A vote for Estrada can be seen as a desperation for salvation. People wanted someone who could fix problems and deliver them from poverty. Unfortunately, problems are so enormous or so complicated that could not be solved in a short time like two hours in a movie house watching movies of Estrada.
Estrada proved to be a big disappointment. Three years into his incumbency as president, the economy was sliding down due to mismanagement directly attributed to Estrada. He was an errand boy of his political patrons. He himself engaged in the illegal numbers game called “hweteng.” There are good consultants alright but it takes brains on the part of the president to adopt the best counsel. Usually he adopted the wrong counsel. He was impeached, his impeachment trial was aborted. He was ousted from the presidency by a coup. He was accused of plunder, tried and convicted. He was pardoned by Pres. Gloria on spurious political strategy. He was maneuvered to run again for the presidency and split the opposition vote so that the candidate of Gloria would win. He landed next to Pres. Aquino III; Gloria's candidate landed fourth in the presidential race.
Pres. Gloria Macapagal-Arroyo, another disappointment
Her popularity stems from her father, former president Diosdado Macapagal. Pres. Macapagal stirred the first land reform code of the Philippines that includes rice lands only. It failed to include sugar lands and coconut lands. That means that the landlords of these vast tracks of land are more powerful than owners of rice lands.
Gloria has a doctorate in economics from the University of the Philippines, the premier public university. However, in the case of Gloria a vast knowledge in theoretical economics is overwhelmed by power economics of the ruling class where she belongs. Gloria's mother was the second wife of Pres. Diosdado; she belonged in the landed class.
Pres. Gloria is a big disappointed, to say the least.
Pres. Benigno Simeon C. Aquino III
He was catapulted into the presidency by his father, former senator Benigno Aquino, Jr. and his mother, Pres. Corazon C. Aquino.
So far, he had spurred the impeachment of the chief justice of the Supreme court, whose appointed was questionable in the first place. He had also triggered moves to impeach the chief justice of the Ombudsman, a special court in charge of cleaning the bureaucracy. She resigned her position before impeachment proceedings could prosper. He instituted zero-based budgeting in government responsible for some big savings on white elephant projects.
Now the biggest act of corruption looks like it has been committed by members of the House of Representatives and some Senators in the release of Priority Development Assistance Fund (PDAF). Some 10 billion pesos have been involved, it is being mentioned. At present Congress is about to abrogate the PDAF.
However, a fight against corruption may prove not enough to alleviate the plight of the Filipinos from poverty. Alleviation calls for restructuring the society not for reforms like fight against corruption. The reason is that corruption is a consequence of the dominance of the ruling class and of neocolonialism.
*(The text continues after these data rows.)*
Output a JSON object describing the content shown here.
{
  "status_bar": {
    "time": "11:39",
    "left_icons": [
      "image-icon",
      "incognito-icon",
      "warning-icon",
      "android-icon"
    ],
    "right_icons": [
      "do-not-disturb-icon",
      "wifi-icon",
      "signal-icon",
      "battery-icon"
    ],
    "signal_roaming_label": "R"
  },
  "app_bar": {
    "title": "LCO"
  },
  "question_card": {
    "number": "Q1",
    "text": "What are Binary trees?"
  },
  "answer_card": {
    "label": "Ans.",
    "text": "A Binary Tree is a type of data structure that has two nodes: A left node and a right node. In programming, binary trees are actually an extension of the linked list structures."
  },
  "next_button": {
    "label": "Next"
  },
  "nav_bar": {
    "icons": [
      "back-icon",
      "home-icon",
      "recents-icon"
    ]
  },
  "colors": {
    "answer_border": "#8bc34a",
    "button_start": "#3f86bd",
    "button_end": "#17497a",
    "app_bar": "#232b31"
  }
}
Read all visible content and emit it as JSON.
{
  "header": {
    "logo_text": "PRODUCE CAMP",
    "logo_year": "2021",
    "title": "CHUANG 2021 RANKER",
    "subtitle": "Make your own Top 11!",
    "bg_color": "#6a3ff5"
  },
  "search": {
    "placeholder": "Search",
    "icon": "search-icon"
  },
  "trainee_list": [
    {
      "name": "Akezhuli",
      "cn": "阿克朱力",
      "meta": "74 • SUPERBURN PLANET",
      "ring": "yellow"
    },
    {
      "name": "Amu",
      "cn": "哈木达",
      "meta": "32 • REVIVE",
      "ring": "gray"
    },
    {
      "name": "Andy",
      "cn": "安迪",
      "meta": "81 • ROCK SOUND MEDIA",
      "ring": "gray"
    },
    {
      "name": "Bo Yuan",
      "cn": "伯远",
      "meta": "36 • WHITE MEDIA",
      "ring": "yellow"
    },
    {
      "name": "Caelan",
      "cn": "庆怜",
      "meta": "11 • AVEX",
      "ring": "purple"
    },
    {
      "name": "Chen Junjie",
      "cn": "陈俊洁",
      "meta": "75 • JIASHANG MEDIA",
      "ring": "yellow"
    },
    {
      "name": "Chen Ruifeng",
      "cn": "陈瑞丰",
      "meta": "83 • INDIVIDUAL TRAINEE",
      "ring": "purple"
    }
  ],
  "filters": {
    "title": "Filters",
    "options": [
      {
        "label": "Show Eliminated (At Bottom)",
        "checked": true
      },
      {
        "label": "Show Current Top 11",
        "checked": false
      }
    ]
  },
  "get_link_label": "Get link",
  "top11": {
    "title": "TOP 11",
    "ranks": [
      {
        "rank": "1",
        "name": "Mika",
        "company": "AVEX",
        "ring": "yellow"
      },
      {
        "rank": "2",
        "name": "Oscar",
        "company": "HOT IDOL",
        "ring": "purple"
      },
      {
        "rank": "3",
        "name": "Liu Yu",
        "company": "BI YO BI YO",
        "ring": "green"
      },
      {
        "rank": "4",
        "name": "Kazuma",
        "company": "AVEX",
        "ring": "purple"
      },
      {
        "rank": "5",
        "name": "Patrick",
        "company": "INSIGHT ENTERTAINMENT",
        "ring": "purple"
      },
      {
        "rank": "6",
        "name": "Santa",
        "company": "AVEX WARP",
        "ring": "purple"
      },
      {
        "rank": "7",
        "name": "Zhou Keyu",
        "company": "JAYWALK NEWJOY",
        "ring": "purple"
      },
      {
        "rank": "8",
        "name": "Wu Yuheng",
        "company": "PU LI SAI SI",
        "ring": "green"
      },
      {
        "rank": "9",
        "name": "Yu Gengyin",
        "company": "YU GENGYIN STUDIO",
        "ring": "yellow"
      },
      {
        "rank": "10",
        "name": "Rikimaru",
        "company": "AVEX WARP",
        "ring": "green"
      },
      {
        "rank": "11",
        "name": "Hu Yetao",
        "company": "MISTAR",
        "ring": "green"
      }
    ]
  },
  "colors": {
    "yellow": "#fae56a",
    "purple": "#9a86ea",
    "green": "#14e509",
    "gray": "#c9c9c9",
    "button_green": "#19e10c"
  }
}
The masses make revolutions
The late social analyst and author, Renato Constantino, wrote that the masses make revolutions. (But the leaders get mentioned in history books). Filipinos must not look for a Messiah. Only the masses can save themselves from poverty by peaceful means..
The vote is the peaceful means. The vote is the political power of a voter, a Filipino citizen.
Most Filipinos have not been so conscious of their vote, they have used it less guardedly. They have made choices in voting for candidates based on persuasions, fear, endorsements by the Catholic church, money, and false hopes, issued by the ruling class.
The ruling class has repeatedly betrayed the masses. Filipinos should not look for leadership from the ruling class for deliverance from poverty. The ruling class takes care of its interests and uses the masses in attaining its objectives.